**Problem details:**
Find the lines in the records below that contain "mère", and report each of them.
[[ Raw data, beginning ]]
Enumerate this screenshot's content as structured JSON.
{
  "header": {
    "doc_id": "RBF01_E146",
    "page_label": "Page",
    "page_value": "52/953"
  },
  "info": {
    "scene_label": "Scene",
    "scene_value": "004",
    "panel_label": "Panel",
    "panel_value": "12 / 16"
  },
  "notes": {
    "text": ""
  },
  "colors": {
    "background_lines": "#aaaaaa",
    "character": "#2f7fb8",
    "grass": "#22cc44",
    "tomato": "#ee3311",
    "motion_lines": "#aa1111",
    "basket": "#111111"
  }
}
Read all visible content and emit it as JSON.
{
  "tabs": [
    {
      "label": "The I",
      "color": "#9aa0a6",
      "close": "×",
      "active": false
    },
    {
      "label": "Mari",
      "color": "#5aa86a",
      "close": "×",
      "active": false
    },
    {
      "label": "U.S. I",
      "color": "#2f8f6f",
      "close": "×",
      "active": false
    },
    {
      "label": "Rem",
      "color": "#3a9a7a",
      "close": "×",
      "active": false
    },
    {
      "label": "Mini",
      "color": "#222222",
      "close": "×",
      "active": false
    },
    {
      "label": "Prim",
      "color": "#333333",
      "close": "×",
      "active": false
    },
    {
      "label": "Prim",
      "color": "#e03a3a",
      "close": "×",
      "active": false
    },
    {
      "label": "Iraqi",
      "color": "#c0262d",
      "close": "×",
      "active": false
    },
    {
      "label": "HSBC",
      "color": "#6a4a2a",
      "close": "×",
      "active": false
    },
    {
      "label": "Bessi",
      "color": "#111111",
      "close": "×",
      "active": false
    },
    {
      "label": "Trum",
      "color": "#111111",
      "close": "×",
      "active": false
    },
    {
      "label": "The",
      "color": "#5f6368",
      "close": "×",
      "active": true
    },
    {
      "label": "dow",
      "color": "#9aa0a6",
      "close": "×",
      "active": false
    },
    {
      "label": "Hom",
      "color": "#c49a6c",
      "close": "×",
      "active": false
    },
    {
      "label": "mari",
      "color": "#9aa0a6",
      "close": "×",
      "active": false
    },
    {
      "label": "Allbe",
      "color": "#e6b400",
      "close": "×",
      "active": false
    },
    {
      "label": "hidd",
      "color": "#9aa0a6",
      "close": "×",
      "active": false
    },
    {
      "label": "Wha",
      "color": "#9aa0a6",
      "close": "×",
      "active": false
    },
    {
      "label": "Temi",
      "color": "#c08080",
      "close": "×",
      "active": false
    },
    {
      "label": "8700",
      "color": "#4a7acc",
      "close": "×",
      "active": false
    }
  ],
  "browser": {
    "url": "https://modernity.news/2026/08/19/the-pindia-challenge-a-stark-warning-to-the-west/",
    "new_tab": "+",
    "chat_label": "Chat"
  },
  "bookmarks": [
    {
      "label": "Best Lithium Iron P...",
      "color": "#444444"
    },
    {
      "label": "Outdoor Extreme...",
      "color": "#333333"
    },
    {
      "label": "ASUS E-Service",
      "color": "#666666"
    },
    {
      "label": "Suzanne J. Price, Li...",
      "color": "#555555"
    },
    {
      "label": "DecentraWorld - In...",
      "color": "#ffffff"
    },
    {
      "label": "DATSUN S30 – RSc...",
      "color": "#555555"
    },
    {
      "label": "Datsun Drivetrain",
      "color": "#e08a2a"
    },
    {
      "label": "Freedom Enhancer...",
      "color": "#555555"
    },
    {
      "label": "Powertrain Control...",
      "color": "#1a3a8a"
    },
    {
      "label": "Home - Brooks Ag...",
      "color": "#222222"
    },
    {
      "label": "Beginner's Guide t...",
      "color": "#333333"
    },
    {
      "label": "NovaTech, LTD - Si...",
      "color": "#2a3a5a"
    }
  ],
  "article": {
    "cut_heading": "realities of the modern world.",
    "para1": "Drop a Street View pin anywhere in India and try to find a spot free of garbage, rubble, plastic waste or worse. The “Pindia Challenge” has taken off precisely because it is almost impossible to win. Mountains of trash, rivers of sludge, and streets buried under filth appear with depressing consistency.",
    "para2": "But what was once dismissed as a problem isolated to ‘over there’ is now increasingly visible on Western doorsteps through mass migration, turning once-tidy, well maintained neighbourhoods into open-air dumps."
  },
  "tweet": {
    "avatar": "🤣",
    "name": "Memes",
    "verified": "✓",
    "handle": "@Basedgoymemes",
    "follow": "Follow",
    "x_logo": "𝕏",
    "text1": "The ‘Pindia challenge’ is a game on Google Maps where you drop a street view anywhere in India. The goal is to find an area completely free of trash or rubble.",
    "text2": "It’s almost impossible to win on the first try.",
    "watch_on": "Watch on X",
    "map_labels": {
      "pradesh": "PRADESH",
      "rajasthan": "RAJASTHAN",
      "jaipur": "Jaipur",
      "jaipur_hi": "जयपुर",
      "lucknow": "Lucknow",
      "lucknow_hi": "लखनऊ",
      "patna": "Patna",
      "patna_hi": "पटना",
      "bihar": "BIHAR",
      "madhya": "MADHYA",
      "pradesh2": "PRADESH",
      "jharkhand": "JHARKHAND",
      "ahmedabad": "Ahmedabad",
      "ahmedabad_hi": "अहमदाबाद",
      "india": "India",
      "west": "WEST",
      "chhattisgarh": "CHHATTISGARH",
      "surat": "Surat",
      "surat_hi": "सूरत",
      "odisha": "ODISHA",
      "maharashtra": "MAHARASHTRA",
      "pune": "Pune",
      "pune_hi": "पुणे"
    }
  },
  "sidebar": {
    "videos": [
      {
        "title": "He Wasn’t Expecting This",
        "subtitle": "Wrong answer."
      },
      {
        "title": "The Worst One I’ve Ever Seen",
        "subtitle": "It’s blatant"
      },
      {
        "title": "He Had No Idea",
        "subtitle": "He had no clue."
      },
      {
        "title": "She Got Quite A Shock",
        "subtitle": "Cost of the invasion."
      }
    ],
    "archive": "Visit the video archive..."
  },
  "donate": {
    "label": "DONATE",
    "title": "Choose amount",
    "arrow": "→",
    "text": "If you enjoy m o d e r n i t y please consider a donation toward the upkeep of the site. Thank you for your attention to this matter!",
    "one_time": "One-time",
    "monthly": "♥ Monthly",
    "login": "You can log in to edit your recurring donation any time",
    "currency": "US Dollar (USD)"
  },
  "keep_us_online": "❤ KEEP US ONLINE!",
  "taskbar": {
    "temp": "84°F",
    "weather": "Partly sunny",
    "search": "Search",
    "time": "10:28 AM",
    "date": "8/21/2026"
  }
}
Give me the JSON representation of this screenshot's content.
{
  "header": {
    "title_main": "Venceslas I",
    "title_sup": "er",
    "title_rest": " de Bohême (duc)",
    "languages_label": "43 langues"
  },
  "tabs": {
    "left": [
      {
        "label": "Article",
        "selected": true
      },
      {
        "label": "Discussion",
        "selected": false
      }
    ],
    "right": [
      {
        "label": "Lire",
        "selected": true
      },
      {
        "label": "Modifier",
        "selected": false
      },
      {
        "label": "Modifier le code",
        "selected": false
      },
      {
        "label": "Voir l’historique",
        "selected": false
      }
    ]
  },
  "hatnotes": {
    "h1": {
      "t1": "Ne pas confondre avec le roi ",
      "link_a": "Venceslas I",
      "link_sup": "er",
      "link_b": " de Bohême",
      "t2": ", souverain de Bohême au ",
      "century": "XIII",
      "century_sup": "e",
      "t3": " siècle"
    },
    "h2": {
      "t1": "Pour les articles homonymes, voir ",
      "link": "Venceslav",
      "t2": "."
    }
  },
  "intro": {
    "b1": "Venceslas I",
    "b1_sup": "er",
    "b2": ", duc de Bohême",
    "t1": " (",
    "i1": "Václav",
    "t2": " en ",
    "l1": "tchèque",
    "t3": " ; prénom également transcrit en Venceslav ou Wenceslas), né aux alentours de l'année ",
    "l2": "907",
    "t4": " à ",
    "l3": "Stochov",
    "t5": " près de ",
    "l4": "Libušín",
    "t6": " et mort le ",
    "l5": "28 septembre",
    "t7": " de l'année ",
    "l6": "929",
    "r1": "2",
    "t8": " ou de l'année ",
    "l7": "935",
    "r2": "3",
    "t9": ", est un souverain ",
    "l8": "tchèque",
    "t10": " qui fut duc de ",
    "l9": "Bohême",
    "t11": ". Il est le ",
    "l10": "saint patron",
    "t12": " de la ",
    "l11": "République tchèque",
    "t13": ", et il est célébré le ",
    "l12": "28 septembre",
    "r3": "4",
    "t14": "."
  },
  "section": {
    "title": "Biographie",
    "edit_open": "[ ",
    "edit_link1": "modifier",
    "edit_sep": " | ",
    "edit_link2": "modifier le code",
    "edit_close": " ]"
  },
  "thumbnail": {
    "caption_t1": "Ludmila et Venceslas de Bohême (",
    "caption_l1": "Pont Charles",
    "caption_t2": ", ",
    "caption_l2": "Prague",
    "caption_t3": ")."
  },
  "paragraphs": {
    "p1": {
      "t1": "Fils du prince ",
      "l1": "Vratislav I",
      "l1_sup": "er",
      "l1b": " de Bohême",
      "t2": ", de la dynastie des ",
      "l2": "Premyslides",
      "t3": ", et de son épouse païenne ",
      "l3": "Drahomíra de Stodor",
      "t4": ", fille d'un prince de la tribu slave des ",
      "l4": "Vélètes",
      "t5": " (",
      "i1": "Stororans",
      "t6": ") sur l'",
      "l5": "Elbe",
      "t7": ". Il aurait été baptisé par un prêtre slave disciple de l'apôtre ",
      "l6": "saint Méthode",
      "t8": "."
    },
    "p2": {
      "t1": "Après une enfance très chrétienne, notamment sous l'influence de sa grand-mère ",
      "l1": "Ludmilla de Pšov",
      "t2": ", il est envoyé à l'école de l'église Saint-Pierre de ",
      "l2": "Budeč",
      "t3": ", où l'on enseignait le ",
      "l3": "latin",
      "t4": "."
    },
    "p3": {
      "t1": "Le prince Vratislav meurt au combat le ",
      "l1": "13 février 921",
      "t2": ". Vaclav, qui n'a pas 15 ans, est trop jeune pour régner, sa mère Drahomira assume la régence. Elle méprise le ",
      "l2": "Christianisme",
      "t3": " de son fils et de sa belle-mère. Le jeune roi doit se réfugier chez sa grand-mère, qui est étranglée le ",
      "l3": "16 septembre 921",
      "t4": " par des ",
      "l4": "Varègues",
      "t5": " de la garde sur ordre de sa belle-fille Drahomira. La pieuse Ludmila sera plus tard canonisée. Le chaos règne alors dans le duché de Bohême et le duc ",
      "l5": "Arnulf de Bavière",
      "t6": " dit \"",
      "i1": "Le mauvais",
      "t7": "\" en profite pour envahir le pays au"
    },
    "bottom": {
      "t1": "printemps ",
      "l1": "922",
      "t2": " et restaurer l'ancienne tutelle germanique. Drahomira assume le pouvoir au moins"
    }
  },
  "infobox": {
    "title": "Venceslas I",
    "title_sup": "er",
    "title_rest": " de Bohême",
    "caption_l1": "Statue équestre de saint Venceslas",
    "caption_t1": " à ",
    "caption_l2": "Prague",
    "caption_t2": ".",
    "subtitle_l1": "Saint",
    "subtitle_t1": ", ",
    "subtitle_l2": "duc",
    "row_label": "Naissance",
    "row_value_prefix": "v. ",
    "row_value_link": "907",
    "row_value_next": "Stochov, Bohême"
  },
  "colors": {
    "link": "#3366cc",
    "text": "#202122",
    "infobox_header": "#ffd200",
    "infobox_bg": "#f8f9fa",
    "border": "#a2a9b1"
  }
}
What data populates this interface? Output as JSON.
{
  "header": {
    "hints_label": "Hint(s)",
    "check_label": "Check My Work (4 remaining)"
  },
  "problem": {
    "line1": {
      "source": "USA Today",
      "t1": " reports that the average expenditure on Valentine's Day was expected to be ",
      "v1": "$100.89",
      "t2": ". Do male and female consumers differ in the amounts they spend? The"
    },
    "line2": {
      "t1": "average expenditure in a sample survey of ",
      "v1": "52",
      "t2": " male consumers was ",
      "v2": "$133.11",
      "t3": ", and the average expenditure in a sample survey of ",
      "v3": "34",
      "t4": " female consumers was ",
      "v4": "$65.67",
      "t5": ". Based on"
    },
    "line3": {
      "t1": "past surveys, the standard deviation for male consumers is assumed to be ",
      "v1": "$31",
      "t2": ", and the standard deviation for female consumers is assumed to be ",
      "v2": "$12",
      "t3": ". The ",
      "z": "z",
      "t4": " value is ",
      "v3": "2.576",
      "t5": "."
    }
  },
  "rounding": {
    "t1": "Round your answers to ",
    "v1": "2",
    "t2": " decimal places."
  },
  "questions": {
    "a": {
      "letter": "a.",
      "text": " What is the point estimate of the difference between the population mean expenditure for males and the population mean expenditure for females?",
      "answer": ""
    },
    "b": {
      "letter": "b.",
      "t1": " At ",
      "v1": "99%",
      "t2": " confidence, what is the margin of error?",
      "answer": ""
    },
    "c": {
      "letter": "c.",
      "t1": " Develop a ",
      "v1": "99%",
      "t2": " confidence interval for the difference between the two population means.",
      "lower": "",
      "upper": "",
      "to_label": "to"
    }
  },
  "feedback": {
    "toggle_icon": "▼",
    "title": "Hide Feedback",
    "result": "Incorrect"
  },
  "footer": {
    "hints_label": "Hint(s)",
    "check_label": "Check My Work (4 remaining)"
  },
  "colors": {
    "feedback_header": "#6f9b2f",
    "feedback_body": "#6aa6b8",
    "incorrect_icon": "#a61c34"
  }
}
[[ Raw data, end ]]
**Result:**
      "t1": "Après une enfance très chrétienne, notamment sous l'influence de sa grand-mère ",
      "t2": ". Vaclav, qui n'a pas 15 ans, est trop jeune pour régner, sa mère Drahomira assume la régence. Elle méprise le ",
      "t3": " de son fils et de sa belle-mère. Le jeune roi doit se réfugier chez sa grand-mère, qui est étranglée le ",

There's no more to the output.